Task item – From the records below, take each line where the string "share" shows up and copy it.

Provided information –

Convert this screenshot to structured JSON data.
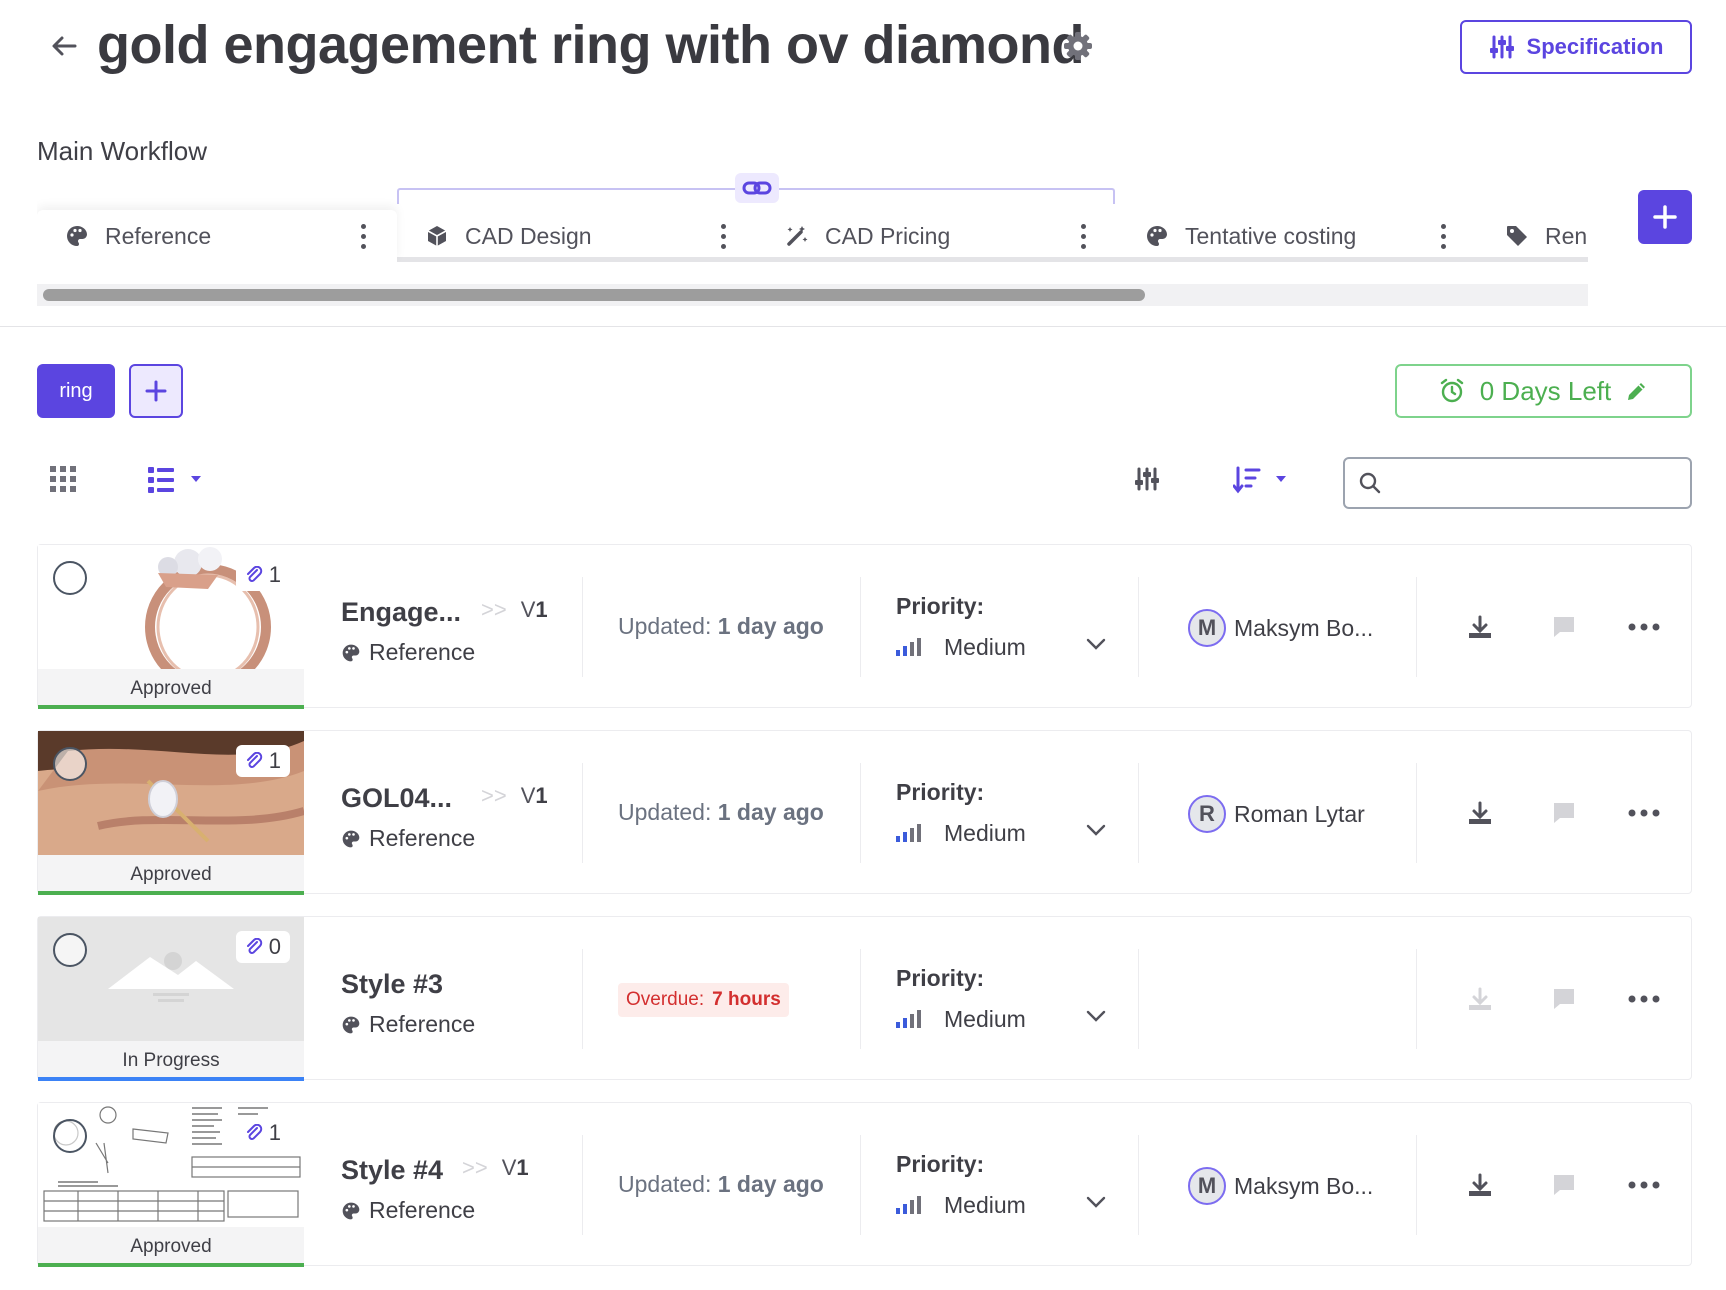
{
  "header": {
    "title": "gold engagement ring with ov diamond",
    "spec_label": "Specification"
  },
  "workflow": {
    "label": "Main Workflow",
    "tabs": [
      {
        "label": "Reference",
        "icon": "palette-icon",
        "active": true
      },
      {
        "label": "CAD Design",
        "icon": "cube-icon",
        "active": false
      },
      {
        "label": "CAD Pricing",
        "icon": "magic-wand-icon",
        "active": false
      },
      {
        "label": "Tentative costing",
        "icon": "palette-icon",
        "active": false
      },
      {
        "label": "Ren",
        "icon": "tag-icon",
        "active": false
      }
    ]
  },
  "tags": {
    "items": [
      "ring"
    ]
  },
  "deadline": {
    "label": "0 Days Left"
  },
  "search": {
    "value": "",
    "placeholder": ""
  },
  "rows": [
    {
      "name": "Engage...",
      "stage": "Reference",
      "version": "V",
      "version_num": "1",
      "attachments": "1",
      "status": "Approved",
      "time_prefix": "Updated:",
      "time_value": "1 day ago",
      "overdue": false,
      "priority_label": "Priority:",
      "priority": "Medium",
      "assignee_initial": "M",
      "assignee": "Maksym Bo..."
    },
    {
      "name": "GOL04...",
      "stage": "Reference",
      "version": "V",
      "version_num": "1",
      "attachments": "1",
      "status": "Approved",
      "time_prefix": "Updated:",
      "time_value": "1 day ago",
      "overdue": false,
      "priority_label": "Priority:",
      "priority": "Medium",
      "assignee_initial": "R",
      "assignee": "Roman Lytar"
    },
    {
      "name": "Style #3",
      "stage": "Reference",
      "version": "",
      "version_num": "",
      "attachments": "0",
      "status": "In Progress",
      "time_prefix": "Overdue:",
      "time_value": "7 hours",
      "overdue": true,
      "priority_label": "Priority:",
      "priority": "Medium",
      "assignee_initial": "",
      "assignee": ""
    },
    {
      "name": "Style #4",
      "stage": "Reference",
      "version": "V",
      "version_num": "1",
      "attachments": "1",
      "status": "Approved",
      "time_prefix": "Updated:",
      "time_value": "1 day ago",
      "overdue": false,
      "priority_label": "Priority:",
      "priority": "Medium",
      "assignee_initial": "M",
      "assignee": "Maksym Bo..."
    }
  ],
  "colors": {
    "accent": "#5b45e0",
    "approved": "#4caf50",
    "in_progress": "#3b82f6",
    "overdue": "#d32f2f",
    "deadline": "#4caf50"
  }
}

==

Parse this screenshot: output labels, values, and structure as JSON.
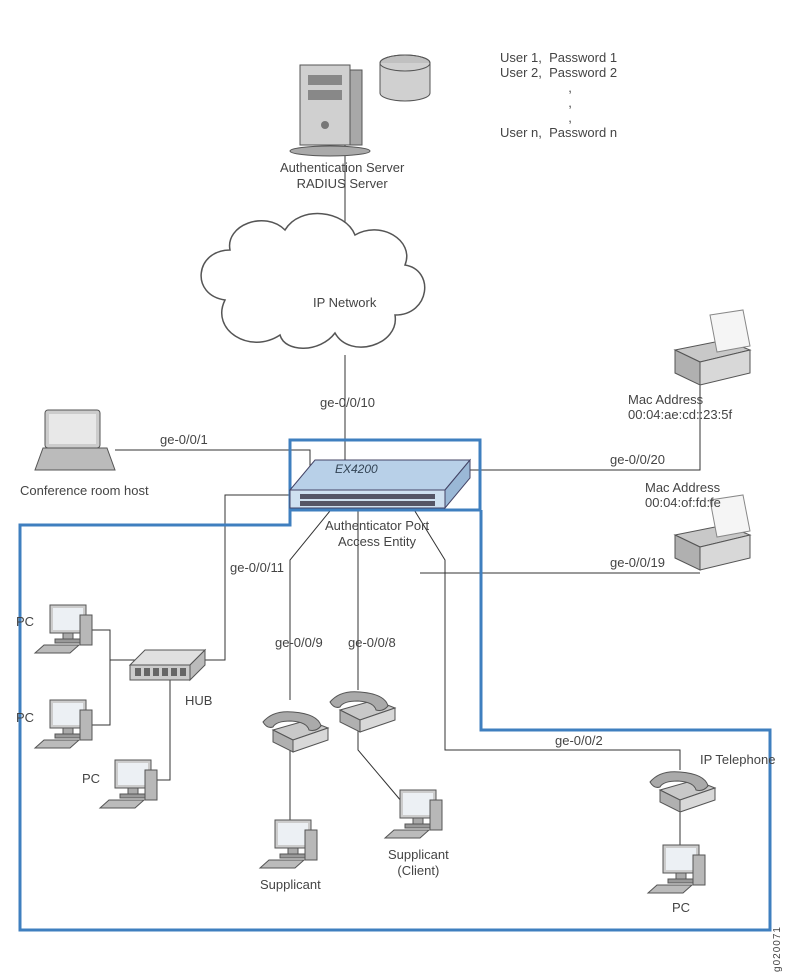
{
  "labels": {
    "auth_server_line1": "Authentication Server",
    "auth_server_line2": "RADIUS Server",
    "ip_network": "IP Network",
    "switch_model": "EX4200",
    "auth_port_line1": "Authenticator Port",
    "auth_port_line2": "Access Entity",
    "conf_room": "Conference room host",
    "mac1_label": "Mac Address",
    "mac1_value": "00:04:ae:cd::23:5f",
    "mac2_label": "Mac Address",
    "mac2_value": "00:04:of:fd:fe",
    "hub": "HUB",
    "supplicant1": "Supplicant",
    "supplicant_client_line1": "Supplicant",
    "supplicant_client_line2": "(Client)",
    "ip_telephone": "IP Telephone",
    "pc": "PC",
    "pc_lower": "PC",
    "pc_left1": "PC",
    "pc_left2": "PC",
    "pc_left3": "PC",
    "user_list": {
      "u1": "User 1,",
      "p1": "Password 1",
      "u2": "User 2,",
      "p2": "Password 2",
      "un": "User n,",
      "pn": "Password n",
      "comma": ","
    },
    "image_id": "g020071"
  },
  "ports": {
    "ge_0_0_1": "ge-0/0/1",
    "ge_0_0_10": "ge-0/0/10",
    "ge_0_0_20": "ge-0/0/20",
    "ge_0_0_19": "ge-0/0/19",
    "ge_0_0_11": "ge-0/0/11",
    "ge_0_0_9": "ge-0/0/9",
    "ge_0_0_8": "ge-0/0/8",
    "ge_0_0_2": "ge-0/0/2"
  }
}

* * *

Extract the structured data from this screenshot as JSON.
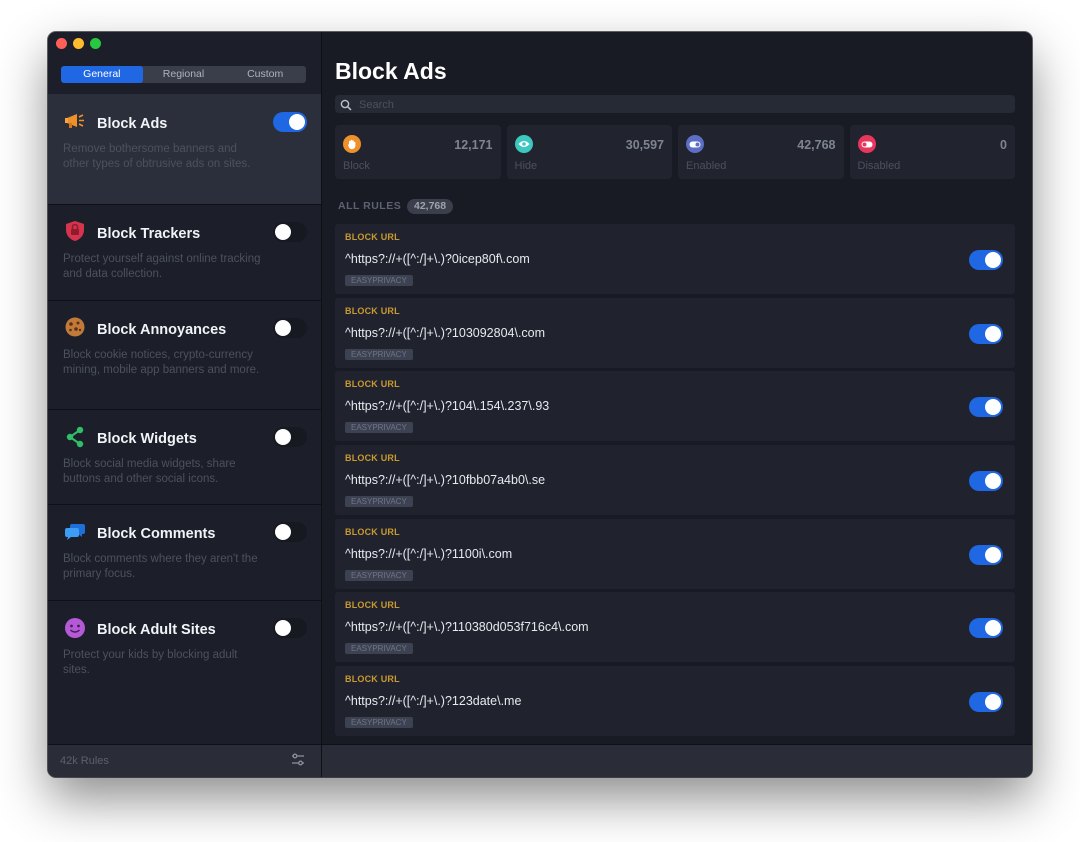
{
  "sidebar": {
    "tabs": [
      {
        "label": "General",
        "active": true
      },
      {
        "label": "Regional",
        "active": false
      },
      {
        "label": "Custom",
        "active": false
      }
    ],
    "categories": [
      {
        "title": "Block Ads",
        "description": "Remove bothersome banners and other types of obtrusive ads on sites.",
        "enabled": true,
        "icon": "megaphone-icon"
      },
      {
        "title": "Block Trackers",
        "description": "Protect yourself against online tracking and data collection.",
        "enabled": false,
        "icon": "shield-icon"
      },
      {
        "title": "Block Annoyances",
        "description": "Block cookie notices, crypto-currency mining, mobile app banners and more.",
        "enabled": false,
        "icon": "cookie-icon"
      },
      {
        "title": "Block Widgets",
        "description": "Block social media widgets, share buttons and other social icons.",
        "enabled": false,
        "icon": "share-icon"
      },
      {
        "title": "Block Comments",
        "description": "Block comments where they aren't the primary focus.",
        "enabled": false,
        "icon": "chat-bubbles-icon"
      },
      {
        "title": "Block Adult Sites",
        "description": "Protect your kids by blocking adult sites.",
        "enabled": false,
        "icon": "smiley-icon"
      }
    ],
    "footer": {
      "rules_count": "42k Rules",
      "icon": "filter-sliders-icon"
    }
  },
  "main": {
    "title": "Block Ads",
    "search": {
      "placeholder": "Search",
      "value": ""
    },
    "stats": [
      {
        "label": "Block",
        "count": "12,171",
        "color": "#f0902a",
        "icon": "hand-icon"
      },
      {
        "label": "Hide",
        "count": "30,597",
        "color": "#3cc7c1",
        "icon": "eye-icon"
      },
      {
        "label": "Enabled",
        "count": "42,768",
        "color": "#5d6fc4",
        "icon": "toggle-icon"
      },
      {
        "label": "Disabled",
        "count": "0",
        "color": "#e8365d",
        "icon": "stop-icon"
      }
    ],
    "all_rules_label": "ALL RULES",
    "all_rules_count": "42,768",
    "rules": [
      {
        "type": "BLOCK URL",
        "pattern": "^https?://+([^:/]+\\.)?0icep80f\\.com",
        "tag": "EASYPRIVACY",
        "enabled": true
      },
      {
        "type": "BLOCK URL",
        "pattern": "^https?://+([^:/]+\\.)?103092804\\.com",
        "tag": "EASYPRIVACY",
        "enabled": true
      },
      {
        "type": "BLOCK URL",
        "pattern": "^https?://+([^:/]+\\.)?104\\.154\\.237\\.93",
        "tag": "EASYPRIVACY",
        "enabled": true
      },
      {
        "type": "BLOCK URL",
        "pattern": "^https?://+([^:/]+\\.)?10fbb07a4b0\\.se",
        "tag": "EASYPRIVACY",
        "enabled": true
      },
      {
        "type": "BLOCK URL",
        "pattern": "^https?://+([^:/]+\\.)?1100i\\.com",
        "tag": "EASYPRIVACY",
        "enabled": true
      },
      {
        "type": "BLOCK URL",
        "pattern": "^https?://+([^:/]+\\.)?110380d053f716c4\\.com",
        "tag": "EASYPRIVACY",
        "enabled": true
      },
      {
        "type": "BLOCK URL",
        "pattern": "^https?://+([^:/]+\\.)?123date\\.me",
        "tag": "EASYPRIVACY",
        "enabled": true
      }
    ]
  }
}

Answer box –
        "description": "Block social media widgets, share buttons and other social icons.",
        "icon": "share-icon"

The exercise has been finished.